In part, this “Chinese solution” means that for the Chinese leadership, North Korea is secondary to US policy. Thus, if or as US-China relations deteriorate, the United States should expect China to resist “solving” the North Korean nuclear problem. China will help restrain the level of North Korean provocations (and thereby encourage Kim to pursue diplomacy). Although there is good reason to question how much China has “helped” the United States by pressuring North Korea, Beijing does share an interest in keeping North Korea stable. Of course, that means it will be difficult to return to “maximum pressure,” with China fully on board with harsh sanctions, in the absence of reckless North Korean actions. Diplomatic efforts with North Korea could muddle through for the foreseeable future, even without tangible progress. That means, provided no new provocation shifts the debate, all governments can defer the need for a diplomatic bargain until after the November 2020 US election. Even so, there are cogent arguments for the Trump administration to address weaknesses in the sanctions regime. Moreover, with China and Russia taking the lead on a proposal to ease sanctions as an inducement for talks, North Korea could be missing a window of opportunity to strike a modest bargain that would achieve some economic development.20 Still, if Pyongyang can acquire more nuclear weapons and, at the same time, erode and circumvent sanctions, there is little incentive to strike a deal with President Trump until it is clear whether he is re-elected.

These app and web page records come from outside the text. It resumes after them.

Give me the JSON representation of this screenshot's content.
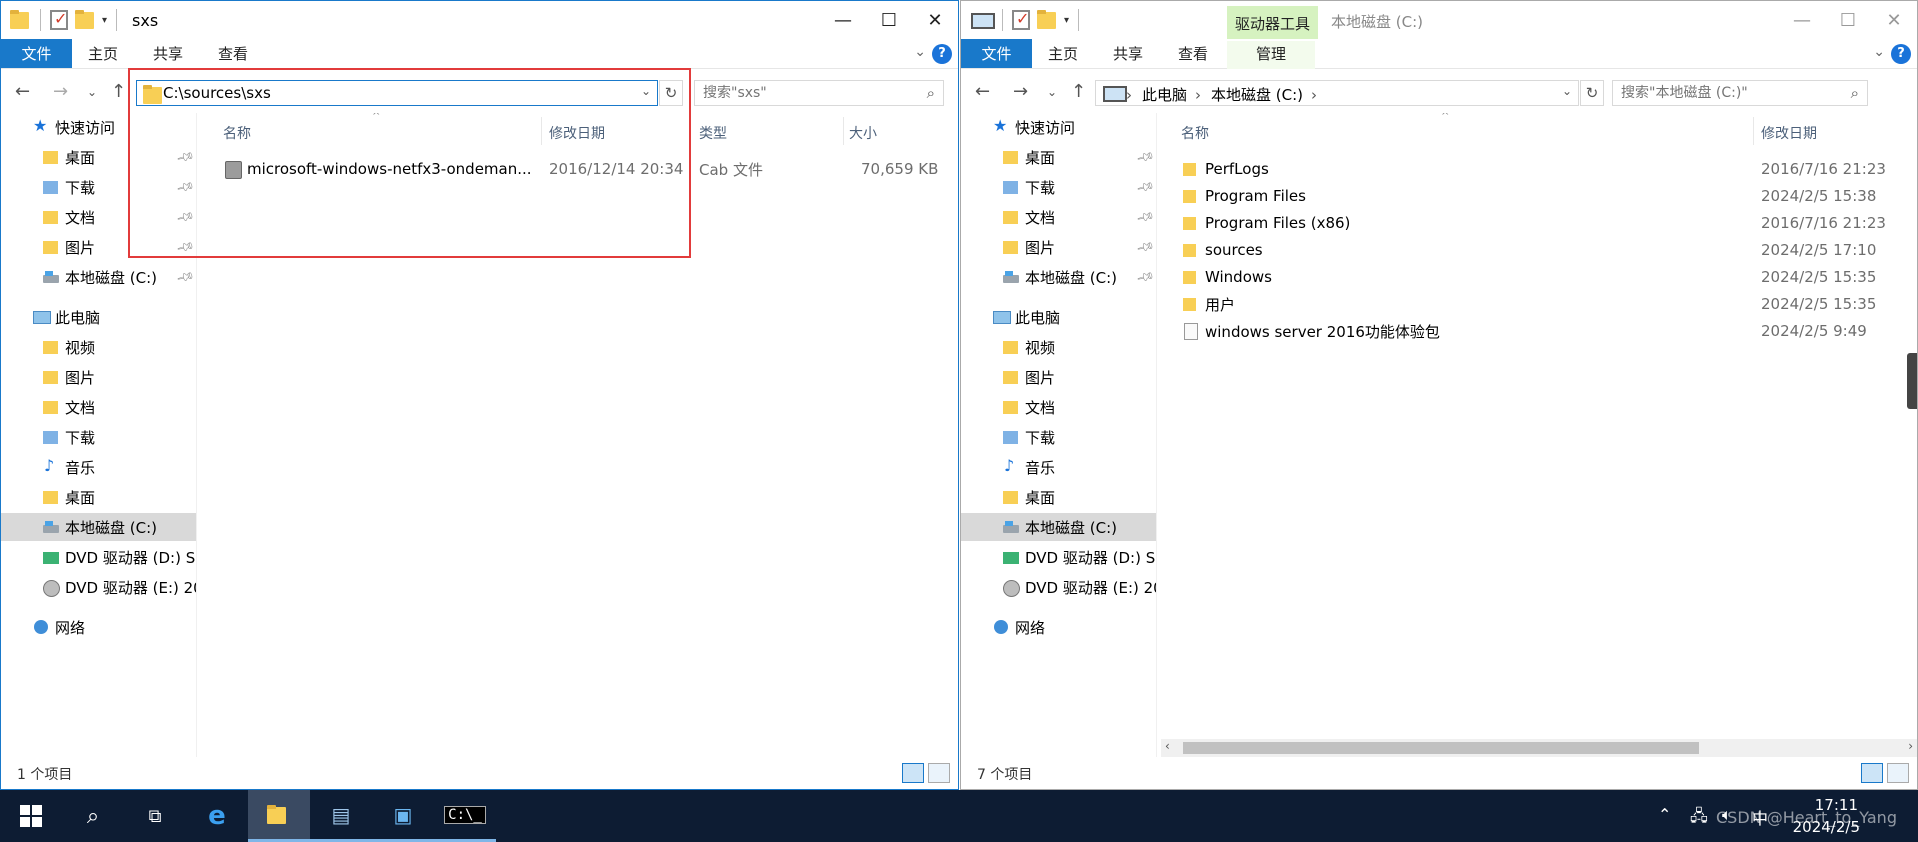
{
  "left": {
    "title": "sxs",
    "tabs": {
      "file": "文件",
      "home": "主页",
      "share": "共享",
      "view": "查看"
    },
    "address": "C:\\sources\\sxs",
    "search_placeholder": "搜索\"sxs\"",
    "nav": {
      "quick_access": "快速访问",
      "quick": [
        "桌面",
        "下载",
        "文档",
        "图片",
        "本地磁盘 (C:)"
      ],
      "this_pc": "此电脑",
      "pc": [
        "视频",
        "图片",
        "文档",
        "下载",
        "音乐",
        "桌面",
        "本地磁盘 (C:)",
        "DVD 驱动器 (D:) SS",
        "DVD 驱动器 (E:) 20"
      ],
      "network": "网络"
    },
    "columns": {
      "name": "名称",
      "modified": "修改日期",
      "type": "类型",
      "size": "大小"
    },
    "files": [
      {
        "name": "microsoft-windows-netfx3-ondeman...",
        "modified": "2016/12/14 20:34",
        "type": "Cab 文件",
        "size": "70,659 KB"
      }
    ],
    "status": "1 个项目"
  },
  "right": {
    "title": "本地磁盘 (C:)",
    "context_tab": "驱动器工具",
    "tabs": {
      "file": "文件",
      "home": "主页",
      "share": "共享",
      "view": "查看",
      "manage": "管理"
    },
    "breadcrumb": [
      "此电脑",
      "本地磁盘 (C:)"
    ],
    "search_placeholder": "搜索\"本地磁盘 (C:)\"",
    "nav": {
      "quick_access": "快速访问",
      "quick": [
        "桌面",
        "下载",
        "文档",
        "图片",
        "本地磁盘 (C:)"
      ],
      "this_pc": "此电脑",
      "pc": [
        "视频",
        "图片",
        "文档",
        "下载",
        "音乐",
        "桌面",
        "本地磁盘 (C:)",
        "DVD 驱动器 (D:) SS",
        "DVD 驱动器 (E:) 20"
      ],
      "network": "网络"
    },
    "columns": {
      "name": "名称",
      "modified": "修改日期"
    },
    "files": [
      {
        "name": "PerfLogs",
        "modified": "2016/7/16 21:23"
      },
      {
        "name": "Program Files",
        "modified": "2024/2/5 15:38"
      },
      {
        "name": "Program Files (x86)",
        "modified": "2016/7/16 21:23"
      },
      {
        "name": "sources",
        "modified": "2024/2/5 17:10"
      },
      {
        "name": "Windows",
        "modified": "2024/2/5 15:35"
      },
      {
        "name": "用户",
        "modified": "2024/2/5 15:35"
      },
      {
        "name": "windows server 2016功能体验包",
        "modified": "2024/2/5 9:49"
      }
    ],
    "status": "7 个项目"
  },
  "taskbar": {
    "time": "17:11",
    "date": "2024/2/5",
    "watermark": "CSDN @Heart_to_Yang"
  },
  "colors": {
    "accent": "#1979ca",
    "highlight": "#e23b3b",
    "taskbar": "#0d1c33"
  }
}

Whether a peaceful transformation happens soon or in the distant future, it remains preferable to either a hot war or an indefinite cold war that could turn hot in the time it takes to launch a missile. Whether diplomacy with Chairman Kim can produce a breakthrough of sustained, gradual peace, or new provocations and hardline positions spell the return of greater hostility, Presidents Moon and Trump have not been wrong to test the Kim regime’s intentions. While it would be foolhardy to accept a bad deal, claims of progress and fears of a catastrophe have both been exaggerated at times. As the authors of this volume would agree, a serious, complex set of prescriptions will be needed to keep the peace in Northeast Asia, without giving up the search for a peninsula in which both sides are nuclear free and prosperous.

Related Articles

Introducing "Counterbalance"

Michael Doran & Marshall Kosloff

Hosts Michael Doran and Marshall Kosloff welcome you to the newest podcast from the Hudson Institute, “Counterbalance,” focusing on foreign policy...

Continue Reading

The China Challenge Discussion Series

Aparna Pande

Hudson Institute and the Takshashila Institution hosted The China Challenge online discussion series over six weeks between August 28, 2020, and Octob...

Continue Reading

Iran Nuclear Talks

Michael Pregent

In an interview on BBC World News, Michael Pregent discusses IAEA inspections in Iran. ...

Watch Now